── DATA TO PROCESS
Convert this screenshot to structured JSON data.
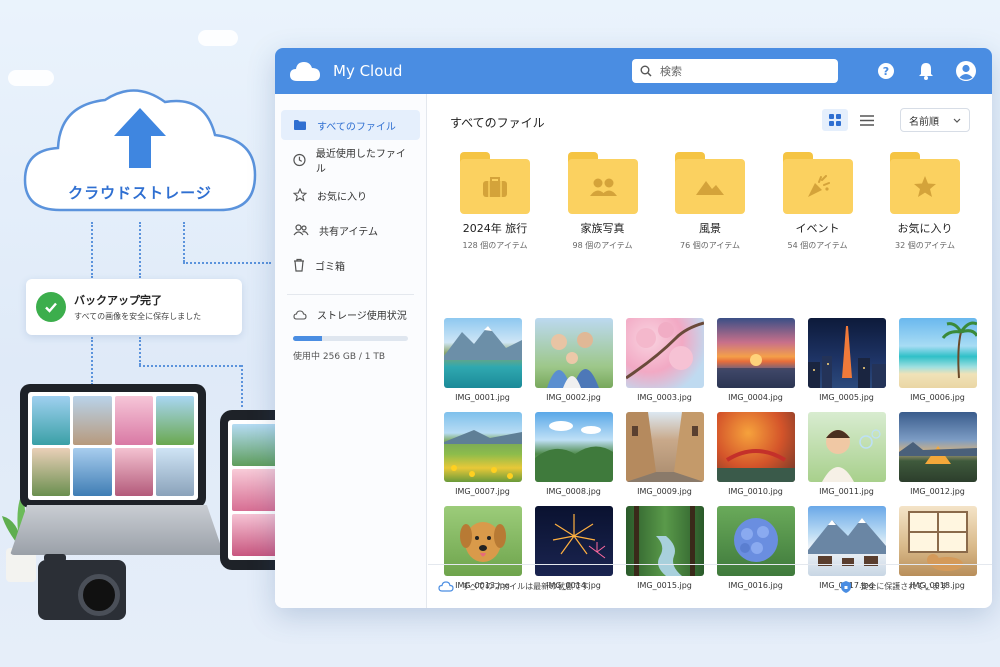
{
  "illustration": {
    "cloud_label": "クラウドストレージ",
    "backup_title": "バックアップ完了",
    "backup_subtitle": "すべての画像を安全に保存しました"
  },
  "app": {
    "name": "My Cloud",
    "search_placeholder": "検索",
    "accent_color": "#4a8de2"
  },
  "sidebar": {
    "items": [
      {
        "label": "すべてのファイル",
        "icon": "folder-icon",
        "active": true
      },
      {
        "label": "最近使用したファイル",
        "icon": "clock-icon",
        "active": false
      },
      {
        "label": "お気に入り",
        "icon": "star-icon",
        "active": false
      },
      {
        "label": "共有アイテム",
        "icon": "people-icon",
        "active": false
      },
      {
        "label": "ゴミ箱",
        "icon": "trash-icon",
        "active": false
      }
    ],
    "storage": {
      "title": "ストレージ使用状況",
      "usage_text": "使用中 256 GB / 1 TB",
      "used_fraction": 0.25
    }
  },
  "main": {
    "title": "すべてのファイル",
    "sort_label": "名前順",
    "folders": [
      {
        "name": "2024年 旅行",
        "count": "128 個のアイテム",
        "icon": "suitcase-icon"
      },
      {
        "name": "家族写真",
        "count": "98 個のアイテム",
        "icon": "people-icon"
      },
      {
        "name": "風景",
        "count": "76 個のアイテム",
        "icon": "mountain-icon"
      },
      {
        "name": "イベント",
        "count": "54 個のアイテム",
        "icon": "party-popper-icon"
      },
      {
        "name": "お気に入り",
        "count": "32 個のアイテム",
        "icon": "star-icon"
      }
    ],
    "photos": [
      {
        "name": "IMG_0001.jpg"
      },
      {
        "name": "IMG_0002.jpg"
      },
      {
        "name": "IMG_0003.jpg"
      },
      {
        "name": "IMG_0004.jpg"
      },
      {
        "name": "IMG_0005.jpg"
      },
      {
        "name": "IMG_0006.jpg"
      },
      {
        "name": "IMG_0007.jpg"
      },
      {
        "name": "IMG_0008.jpg"
      },
      {
        "name": "IMG_0009.jpg"
      },
      {
        "name": "IMG_0010.jpg"
      },
      {
        "name": "IMG_0011.jpg"
      },
      {
        "name": "IMG_0012.jpg"
      },
      {
        "name": "IMG_0013.jpg"
      },
      {
        "name": "IMG_0014.jpg"
      },
      {
        "name": "IMG_0015.jpg"
      },
      {
        "name": "IMG_0016.jpg"
      },
      {
        "name": "IMG_0017.jpg"
      },
      {
        "name": "IMG_0018.jpg"
      }
    ]
  },
  "footer": {
    "sync_status": "すべてのファイルは最新の状態です",
    "security_status": "安全に保護されています"
  }
}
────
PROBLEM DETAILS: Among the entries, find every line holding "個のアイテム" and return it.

EXERCISE ANSWER:
        "count": "128 個のアイテム",
        "count": "98 個のアイテム",
        "count": "76 個のアイテム",
        "count": "54 個のアイテム",
        "count": "32 個のアイテム",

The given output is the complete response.